=== Available data ===

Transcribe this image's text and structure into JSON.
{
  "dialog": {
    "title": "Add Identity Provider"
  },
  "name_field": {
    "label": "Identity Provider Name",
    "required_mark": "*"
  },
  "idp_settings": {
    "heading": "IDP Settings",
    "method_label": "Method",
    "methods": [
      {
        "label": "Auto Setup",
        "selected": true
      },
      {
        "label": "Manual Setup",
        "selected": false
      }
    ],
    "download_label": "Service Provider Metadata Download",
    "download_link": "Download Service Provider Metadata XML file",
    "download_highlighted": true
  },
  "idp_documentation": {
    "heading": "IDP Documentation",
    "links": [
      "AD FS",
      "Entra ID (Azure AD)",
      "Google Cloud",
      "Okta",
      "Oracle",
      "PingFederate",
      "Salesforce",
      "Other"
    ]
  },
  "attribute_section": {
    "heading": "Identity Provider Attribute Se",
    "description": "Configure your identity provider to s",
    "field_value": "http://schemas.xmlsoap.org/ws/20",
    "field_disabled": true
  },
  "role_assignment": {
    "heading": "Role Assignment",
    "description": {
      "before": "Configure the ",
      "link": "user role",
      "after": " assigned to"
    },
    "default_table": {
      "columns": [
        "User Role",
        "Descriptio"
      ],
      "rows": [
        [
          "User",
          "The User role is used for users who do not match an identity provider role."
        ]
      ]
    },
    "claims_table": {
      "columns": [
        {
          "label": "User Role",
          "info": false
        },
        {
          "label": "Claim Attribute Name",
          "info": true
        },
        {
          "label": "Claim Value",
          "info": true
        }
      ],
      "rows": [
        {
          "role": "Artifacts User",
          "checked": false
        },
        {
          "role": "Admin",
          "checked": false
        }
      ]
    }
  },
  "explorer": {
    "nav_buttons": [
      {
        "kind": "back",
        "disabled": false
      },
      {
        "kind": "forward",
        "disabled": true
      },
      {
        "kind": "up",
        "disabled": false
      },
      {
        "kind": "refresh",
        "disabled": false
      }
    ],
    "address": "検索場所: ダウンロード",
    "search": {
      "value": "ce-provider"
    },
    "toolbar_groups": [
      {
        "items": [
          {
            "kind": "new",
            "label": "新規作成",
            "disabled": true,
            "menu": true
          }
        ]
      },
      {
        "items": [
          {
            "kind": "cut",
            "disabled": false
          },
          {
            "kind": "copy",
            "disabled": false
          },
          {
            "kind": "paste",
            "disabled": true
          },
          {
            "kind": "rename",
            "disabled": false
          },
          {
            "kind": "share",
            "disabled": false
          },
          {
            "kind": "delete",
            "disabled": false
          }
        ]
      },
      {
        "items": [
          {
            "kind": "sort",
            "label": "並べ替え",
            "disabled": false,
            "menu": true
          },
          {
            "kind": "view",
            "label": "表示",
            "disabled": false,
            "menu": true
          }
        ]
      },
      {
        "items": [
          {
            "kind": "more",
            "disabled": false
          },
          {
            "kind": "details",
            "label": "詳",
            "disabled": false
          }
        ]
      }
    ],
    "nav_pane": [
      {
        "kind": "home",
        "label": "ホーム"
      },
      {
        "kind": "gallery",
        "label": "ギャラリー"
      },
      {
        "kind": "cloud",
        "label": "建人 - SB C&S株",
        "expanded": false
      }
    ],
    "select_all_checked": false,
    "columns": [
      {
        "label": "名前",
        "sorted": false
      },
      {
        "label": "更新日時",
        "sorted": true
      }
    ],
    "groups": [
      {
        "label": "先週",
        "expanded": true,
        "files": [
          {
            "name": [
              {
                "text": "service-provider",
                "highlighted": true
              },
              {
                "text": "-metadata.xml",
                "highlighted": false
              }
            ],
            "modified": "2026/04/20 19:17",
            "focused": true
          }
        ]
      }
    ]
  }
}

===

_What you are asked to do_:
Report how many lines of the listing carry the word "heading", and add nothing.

_Output_:
4